The buzz over the Georgia-Florida water dispute is more than mere white noise in a battle that dates to 1990. The final report now headed to the U.S. Supreme Court puts the U.S. Army Corps of Engineers at the center of the environmental dilemma.
APALACHICOLA, FL. – There are no surprises in the groupings of organizations that submitted “friend of the court” briefs in the federal lawsuit filed by Florida against Georgia to get more water out of the Chattahoochee River basin. The hearing began Monday.
Business interests stuck together. Environmental groups stuck together.
Florida has submitted a $26.1 million proposal to improve water issues that affect the Apalachicola River basin. Funding is to come from environmental penalties paid in connection with the 2010 oil disaster in the Gulf of Mexico.
The document Florida filed doesn’t address the effect this proposal could have on the state’s water dispute with Georgia, which involves the Apalachicola watershed.
Two local authorities are on deck to talk about the past and present roles of the Chattahoochee River in as part of the annual Paddle Georgia festival.
The speakers are Tom Baxter, a political correspondent with SaportaReport, and Clarke Otten, a Civil War historian who focuses on Sandy Springs and overlooked aspects of the war – such as how the Union army crossed the river.
The free events are scheduled June 23 and 24 along the banks of the river at Riverview Landing, a former industrial tract in Mableton that’s to be retooled into a mixed-use community by the company redeveloping Ponce City Market in Atlanta.
By Guest Columnist LAUREN JOY, an associate attorney with the Southern Environmental Law Center
In 2011, many Atlantans were relieved by the court determination that water supply was an authorized purpose of Lake Lanier. Despite this “win” for Atlanta in the Tri-State Water Wars, we must continue to treat water supply as an ongoing and important issue for Atlanta and the state.

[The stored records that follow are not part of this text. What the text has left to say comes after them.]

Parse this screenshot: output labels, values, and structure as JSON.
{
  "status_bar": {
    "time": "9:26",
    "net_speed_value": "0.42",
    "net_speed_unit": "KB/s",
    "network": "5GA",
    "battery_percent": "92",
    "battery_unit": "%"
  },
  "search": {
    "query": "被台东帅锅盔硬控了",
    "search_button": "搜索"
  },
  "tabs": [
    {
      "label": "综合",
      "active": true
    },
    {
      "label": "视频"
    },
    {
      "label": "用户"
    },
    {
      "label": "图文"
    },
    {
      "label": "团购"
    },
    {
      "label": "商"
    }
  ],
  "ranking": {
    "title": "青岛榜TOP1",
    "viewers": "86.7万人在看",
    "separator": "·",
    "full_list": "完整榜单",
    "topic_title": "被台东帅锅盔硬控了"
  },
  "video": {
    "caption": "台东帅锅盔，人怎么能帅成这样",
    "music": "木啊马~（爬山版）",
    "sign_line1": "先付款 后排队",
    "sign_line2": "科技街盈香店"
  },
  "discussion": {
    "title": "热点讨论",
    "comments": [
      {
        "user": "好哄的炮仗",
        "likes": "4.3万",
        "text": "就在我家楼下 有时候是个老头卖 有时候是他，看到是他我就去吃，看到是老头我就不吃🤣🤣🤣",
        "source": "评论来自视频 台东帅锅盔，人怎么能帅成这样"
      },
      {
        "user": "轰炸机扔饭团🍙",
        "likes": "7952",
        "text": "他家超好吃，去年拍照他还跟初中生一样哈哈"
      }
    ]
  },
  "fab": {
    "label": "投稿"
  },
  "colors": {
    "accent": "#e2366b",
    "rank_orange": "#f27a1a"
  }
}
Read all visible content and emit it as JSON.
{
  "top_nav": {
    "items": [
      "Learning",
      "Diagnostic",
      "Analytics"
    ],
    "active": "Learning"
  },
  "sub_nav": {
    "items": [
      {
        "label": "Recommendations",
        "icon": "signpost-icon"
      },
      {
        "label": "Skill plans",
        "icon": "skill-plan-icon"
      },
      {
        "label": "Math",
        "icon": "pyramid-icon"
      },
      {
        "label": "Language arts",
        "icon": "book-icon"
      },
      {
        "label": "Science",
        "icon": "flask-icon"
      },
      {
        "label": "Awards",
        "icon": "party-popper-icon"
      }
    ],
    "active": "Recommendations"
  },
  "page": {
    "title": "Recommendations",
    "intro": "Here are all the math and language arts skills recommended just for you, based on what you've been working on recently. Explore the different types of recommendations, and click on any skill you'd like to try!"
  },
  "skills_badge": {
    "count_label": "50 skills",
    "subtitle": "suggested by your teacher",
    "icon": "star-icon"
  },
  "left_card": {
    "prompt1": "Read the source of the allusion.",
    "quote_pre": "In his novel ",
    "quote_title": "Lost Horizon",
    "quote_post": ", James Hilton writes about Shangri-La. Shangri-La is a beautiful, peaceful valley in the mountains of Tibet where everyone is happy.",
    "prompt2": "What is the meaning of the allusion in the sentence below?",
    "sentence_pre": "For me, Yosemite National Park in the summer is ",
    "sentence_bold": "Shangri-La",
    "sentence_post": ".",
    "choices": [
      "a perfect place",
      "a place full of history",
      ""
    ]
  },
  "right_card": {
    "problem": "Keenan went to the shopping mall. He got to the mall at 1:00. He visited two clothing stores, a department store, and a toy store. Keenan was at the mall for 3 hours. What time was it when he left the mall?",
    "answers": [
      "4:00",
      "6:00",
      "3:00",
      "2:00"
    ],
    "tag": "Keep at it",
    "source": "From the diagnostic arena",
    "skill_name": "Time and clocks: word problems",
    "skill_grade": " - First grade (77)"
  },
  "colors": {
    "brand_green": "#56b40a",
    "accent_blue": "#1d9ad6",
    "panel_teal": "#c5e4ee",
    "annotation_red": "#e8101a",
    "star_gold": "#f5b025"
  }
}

The “Water Wars” are far from over, and the best step we can take to secure and sustain our state’s water supplies is to improve our statewide water planning efforts.